Enviro News, 21 January 2021 – In his tweet, the United Nations Climate Change said the average temperature of the earth’s surface in 2020 had increased by 1.20 Celsius. when It is compared to the previous year, it increases 0.10 Celsius in a year. You can imagine if this continues, an increase of 1.50 Celsius can occur in 2023, and it is expected that this would never happen. Based on the Emission Gaps Report from the United Nations Environment Program (UNEP) in 2020, global emissions reached 59.1 GtCO2e (Giga tonnes CO2 equivalent) in 2019. These figures show that greenhouse gas emissions continued to increase from the previous year which is at 55.3 GtCO2e. Up to 2019, global emissions are still dominated by burning fossil fuels, which reached 64%.
One important statement written in the UNEP report is that the actions in minimizing global warming which have been made is not heading below the global target, which is 1.50 Celsius. It indicates that the Paris Agreement has not guaranteed the achievement of global goals. To achieve this goal, by 2030 global emissions need to be limited to no more than 25 GtCO2e, whereas if all countries fulfill their commitment to reduce emissions in accordance with the Paris Agreement. It is estimated that emissions in 2030 will still be at 53-56 GtCO2e. More effort is needed so that the earth remains and still becomes a suitable habitat for humans.
The Emissions of the Four Parties
Although climate change is a common problem, countries of the world’s major emission sources have always been a concern. Until 2020, UNEP still noted that the G20 member countries contributed 78% of global emissions. In addition, the G20 group has also greatly influenced trends of global emission. Collectively, G20 members are also expected to fail in fulfilling their mitigation commitments according to Nationally Determined Contribution (NDC). Even some countries are estimated to be far from the target, such as Australia, Brazil, Canada, South Korea and America.
During the last decade, there were four countries as the main emitter. They are China, America, the European Union (EU27 + UK) and India, which contributed 55% of global emissions. In the last two years, China’s emissions have even shown an increasing pattern. The increase in emissions also occurred in India. Not only in total emissions, but in terms of total per capita emission, China has also shown an increase in the last few years. In total emissions, America is in second place after China, but for per capita emissions, America is in first position.
As has been widely reported, President Biden has sent a letter to the United Nations regarding America’s return to the Paris Agreement. The policies that were issued on the first day after serving as President, were not only related to America’s commitments. It is estimated that America’s return to global climate action will have implications for implementation in other countries, including China. It is estimated that the winds of change will also hit the World Bank, IMF and other financial entities that will encourage the transition to development in the world global sustainability.

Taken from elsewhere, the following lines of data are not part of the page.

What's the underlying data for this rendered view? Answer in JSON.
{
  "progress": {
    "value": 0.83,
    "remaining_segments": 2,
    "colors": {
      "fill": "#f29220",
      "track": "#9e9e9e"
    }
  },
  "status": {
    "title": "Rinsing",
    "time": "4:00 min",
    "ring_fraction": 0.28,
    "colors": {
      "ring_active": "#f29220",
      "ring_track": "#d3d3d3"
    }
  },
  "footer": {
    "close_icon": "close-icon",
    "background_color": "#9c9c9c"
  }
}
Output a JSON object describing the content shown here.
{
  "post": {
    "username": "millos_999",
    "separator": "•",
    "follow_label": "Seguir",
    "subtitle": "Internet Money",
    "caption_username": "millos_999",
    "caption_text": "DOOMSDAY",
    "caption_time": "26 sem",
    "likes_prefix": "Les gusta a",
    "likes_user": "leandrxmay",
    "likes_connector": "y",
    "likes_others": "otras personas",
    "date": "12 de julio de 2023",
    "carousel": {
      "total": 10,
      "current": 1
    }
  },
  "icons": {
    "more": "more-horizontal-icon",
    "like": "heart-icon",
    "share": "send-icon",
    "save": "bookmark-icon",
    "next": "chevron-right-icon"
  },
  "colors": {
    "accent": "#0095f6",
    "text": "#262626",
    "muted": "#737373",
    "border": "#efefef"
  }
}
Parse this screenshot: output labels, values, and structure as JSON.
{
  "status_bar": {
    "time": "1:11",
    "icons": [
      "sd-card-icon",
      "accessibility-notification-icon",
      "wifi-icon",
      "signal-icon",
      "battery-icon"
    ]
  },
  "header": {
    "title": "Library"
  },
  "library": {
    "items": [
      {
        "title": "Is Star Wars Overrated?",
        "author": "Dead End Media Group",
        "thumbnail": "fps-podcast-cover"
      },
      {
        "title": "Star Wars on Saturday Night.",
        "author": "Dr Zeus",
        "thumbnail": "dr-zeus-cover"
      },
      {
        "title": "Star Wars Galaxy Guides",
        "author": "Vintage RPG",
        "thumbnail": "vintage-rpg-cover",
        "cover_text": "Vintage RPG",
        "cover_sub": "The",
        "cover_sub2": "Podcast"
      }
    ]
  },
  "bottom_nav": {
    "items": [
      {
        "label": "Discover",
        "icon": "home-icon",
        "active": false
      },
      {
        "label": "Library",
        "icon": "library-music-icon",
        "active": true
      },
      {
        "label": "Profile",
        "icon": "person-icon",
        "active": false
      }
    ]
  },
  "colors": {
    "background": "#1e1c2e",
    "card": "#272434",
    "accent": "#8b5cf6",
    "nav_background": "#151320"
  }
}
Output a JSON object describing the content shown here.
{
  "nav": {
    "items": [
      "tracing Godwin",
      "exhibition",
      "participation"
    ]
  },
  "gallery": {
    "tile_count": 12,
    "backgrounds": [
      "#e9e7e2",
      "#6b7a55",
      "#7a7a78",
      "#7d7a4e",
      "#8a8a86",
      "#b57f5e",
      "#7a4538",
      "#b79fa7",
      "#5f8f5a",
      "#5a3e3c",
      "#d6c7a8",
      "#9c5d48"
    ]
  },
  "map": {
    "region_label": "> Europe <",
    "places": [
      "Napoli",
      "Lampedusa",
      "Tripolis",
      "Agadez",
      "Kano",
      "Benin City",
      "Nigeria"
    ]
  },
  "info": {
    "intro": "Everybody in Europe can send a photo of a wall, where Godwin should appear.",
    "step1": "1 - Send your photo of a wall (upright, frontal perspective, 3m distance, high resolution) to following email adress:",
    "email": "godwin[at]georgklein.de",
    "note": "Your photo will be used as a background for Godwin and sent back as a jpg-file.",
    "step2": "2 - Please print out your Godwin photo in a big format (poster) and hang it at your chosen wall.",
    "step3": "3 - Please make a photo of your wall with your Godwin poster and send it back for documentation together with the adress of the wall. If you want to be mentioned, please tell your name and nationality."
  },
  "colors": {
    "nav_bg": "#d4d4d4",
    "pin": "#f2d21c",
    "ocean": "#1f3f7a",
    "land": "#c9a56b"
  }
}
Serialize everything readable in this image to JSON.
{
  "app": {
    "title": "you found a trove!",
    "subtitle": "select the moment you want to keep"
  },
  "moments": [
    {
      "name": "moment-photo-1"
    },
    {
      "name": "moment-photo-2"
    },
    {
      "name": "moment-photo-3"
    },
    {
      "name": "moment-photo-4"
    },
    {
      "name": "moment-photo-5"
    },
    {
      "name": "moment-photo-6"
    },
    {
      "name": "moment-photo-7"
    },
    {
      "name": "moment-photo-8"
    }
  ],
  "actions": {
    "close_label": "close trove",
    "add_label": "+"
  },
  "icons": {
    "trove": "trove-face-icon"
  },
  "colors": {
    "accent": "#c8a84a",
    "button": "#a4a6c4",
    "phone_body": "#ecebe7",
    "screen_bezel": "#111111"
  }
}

Biden’s various statements on the issue of climate change before becoming president will also become the commitment of his government. It will have an impact on support for the UN related to handling climate change as well as for developing countries, including Indonesia. In a flashback to Obama’s policies, there is a commitment of the US to the Green Climate Fund (GCF) about USD 3 million, which has been spent USD 1 million during Obama’s time in 2017. Based on the GCF portfolio in May 2018, climate finance is estimated to reach USD 10 for one ton reduction of CO2 emissions, and each USD 58 to increase the resilience of an individual resident.
Climate Action and Indonesia
Indonesia’s emissions were recorded at 1.19 GtCO2e in 2000 and continued to increase to 1.64 GtCO2e in 2018. Based on its raising, it is possible to achieve Indonesia’s target Nationally Determined Contribution (NDC). However, this potential achievement is followed by an important note, the precondition that there will be no major forest fires in 2030. Another thing to note is that in the 2020-2030, the source of emissions that will dominate is the energy sector. The good news is that this sector’s emissions tend to have “safe” growth, which is around 2.3% per year. According to the 2011-2018 energy sector emission data, it is estimated that in 2030 the energy emission level will reach 0.78 giga tons of CO2e, lower than the unconditional target of 1.36 GtCO2e and 1.27 GtCO2e for-based commitments conditional or mitigation with international partnerships.
The national energy transition to sustainable energy is not only driven by the issue of climate change, but also the problem of limited reserves of non-renewable fossil energy resources. Therefore, the necessary international partnerships in the renewable energy sector are not only in the context of climate change, but also related to energy resilience. The issue of human resources and technology is important for developing renewable energy. Biden’s momentum with various political, economic and environmental implications, especially the shift in global development towards sustainable development, needs to be utilized by Jokowi. Indonesia needs to strengthen various forms of international partnerships. But, it needs the support from all components of the nation, to head on the same direction. Restoring nature and its people, taking the opportunity to build a new civilization, becoming a developed country which is in harmony with the environment, would lead Indonesia to become developed country.
* The author is Founder and CEO of the Environment Institute,
Lecturer in Environmental Sciences at the University of Indonesia, and a
Member of the PCCB-UNFCCC